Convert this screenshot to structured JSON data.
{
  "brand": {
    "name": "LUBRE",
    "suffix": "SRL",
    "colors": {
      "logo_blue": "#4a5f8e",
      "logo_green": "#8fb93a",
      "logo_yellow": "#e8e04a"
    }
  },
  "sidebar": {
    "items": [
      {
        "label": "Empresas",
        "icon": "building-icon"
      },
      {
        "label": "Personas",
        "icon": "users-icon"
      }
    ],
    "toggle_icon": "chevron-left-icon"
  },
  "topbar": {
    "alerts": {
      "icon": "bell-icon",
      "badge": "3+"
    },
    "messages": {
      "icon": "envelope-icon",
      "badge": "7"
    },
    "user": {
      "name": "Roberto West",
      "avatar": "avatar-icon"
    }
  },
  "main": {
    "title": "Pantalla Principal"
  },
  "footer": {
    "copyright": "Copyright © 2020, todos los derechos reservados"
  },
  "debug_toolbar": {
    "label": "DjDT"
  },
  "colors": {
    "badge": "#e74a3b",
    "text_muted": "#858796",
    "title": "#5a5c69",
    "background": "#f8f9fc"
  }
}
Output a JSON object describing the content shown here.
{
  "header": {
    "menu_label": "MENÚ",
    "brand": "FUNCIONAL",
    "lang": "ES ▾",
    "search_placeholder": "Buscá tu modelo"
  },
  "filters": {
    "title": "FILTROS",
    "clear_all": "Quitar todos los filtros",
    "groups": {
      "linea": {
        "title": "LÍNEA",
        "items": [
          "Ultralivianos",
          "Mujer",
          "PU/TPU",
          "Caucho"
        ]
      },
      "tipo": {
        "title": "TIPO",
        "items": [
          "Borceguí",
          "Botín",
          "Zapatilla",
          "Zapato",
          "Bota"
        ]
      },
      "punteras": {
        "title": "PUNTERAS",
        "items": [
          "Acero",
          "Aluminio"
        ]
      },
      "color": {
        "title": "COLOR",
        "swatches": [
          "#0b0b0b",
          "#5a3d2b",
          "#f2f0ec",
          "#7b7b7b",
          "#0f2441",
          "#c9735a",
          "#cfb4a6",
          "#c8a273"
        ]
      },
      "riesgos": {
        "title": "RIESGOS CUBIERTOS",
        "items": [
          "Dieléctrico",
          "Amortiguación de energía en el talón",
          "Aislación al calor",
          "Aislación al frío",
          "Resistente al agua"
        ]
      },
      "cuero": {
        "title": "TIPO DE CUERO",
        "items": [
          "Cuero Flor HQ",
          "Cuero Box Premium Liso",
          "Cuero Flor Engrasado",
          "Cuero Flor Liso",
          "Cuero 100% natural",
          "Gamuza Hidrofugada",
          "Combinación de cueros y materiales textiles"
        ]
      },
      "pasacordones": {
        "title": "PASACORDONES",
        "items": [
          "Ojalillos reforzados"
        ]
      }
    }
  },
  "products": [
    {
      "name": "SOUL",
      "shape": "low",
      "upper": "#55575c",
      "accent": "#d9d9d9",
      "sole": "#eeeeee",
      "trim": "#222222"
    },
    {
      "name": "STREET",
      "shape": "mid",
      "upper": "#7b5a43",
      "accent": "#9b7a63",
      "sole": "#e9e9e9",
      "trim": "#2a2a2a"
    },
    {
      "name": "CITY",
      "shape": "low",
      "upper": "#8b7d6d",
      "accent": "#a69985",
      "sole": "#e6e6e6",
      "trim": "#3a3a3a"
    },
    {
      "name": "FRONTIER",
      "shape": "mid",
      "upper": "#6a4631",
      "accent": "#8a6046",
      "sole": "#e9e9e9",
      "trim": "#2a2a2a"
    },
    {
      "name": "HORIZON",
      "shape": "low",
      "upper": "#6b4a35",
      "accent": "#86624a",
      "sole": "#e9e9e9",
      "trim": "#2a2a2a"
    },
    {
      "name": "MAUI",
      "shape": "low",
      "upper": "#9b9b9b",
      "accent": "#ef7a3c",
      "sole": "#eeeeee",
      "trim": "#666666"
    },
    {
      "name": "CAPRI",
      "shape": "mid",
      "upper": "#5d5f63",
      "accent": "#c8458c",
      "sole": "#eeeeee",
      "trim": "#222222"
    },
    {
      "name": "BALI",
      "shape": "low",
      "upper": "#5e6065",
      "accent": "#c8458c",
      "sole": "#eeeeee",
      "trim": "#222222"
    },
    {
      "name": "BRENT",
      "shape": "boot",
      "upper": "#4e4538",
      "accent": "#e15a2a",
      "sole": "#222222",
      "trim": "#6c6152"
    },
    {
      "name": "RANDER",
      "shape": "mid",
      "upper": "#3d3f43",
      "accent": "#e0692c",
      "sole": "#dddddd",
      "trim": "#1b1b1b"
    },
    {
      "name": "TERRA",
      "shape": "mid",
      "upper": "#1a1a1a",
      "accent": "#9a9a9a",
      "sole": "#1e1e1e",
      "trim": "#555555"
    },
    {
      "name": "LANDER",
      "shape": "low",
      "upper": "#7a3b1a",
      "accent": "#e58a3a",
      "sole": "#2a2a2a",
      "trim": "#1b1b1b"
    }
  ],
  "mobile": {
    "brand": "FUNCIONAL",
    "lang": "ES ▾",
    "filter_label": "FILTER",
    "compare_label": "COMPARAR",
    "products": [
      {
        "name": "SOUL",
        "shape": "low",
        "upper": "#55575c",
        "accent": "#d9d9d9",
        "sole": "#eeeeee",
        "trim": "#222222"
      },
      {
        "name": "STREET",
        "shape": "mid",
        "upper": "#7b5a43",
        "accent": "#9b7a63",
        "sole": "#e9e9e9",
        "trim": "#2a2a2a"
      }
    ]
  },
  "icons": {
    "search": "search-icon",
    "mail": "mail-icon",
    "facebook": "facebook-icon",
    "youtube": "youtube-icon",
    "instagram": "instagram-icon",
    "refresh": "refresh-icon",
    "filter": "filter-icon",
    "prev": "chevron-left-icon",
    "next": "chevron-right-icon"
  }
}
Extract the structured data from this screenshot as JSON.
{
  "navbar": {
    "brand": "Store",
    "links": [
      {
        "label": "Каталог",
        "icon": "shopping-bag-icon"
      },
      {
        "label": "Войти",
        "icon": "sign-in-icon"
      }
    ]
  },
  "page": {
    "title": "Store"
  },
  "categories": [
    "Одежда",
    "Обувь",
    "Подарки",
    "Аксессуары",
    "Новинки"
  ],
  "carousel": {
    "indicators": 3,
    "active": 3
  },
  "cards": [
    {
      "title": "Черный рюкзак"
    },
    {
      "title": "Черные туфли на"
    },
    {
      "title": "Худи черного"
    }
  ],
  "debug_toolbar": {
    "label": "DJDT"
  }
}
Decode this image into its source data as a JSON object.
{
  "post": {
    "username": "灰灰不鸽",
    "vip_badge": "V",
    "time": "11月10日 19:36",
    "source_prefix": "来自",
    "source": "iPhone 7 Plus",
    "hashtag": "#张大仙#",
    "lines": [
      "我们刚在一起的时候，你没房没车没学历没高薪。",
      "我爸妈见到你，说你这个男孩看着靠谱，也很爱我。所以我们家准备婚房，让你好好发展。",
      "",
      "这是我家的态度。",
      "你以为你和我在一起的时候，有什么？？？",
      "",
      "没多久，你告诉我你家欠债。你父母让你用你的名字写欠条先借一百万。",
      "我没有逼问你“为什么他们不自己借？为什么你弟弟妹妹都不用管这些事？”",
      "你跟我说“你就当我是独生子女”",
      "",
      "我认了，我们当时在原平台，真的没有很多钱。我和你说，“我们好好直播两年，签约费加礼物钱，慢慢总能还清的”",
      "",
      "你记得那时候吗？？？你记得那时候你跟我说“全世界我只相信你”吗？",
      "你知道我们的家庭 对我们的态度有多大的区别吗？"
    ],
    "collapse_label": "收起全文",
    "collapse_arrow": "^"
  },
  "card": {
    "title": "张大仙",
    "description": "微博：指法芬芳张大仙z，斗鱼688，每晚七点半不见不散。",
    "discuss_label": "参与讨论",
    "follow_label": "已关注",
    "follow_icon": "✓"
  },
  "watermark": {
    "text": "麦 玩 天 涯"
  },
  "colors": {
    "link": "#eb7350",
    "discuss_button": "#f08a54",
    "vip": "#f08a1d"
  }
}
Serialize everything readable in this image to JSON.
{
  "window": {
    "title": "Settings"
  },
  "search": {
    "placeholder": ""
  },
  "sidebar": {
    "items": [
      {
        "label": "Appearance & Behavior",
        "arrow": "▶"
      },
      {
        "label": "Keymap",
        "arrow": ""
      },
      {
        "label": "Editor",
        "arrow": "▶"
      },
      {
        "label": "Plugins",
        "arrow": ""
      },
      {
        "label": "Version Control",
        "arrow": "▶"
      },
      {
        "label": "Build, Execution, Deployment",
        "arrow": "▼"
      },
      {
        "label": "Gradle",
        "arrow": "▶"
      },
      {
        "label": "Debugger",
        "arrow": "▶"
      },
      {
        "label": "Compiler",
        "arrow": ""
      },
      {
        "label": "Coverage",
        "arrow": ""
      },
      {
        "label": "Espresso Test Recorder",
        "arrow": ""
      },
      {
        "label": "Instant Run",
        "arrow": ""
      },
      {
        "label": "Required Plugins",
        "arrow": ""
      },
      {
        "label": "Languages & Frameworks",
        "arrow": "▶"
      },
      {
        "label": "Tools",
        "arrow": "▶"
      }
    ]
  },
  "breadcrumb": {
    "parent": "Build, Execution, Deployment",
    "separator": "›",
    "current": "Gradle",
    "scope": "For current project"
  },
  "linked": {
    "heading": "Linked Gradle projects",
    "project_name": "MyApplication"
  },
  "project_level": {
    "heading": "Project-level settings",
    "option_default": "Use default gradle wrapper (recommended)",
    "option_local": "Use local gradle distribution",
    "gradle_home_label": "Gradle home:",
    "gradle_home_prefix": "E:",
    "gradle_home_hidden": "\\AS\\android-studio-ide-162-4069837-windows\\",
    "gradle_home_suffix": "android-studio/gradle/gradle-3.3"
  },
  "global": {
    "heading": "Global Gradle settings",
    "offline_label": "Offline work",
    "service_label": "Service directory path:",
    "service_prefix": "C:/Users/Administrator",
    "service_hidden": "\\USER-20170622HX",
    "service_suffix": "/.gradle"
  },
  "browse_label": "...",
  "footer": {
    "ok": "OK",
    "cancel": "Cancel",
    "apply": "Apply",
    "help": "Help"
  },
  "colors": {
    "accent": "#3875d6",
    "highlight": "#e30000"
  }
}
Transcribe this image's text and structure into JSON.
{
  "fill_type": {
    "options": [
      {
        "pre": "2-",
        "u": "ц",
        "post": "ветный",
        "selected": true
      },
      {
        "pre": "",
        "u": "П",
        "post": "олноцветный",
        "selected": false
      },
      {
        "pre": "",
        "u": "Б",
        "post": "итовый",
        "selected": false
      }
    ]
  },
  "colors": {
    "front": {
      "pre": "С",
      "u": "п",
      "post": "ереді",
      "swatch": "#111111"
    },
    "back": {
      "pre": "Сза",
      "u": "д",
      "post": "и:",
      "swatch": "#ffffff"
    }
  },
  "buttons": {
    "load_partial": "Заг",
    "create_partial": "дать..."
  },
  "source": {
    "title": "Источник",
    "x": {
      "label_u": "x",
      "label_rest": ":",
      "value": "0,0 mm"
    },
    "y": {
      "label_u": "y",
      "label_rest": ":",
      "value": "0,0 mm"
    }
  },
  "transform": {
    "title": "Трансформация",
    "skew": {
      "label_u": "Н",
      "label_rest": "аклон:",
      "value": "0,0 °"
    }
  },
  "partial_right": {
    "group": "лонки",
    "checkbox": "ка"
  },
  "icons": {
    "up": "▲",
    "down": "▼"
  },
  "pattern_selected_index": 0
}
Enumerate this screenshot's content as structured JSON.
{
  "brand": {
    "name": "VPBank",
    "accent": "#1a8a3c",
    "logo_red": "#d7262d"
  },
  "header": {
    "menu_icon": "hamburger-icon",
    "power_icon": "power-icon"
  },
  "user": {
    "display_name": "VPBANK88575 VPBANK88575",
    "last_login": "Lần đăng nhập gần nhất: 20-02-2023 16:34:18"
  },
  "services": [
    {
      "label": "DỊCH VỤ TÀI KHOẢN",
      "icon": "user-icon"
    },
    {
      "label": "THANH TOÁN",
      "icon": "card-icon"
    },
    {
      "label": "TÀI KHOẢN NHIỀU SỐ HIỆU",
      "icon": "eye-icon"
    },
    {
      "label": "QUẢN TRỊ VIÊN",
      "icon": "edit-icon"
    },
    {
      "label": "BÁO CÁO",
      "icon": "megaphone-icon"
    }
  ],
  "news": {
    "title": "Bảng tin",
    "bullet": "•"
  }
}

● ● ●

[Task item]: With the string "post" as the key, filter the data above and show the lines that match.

[Response to this task]:
  "post": {
        "post": "ветный",
        "post": "олноцветный",
        "post": "итовый",
      "post": "ереді",
      "post": "и:",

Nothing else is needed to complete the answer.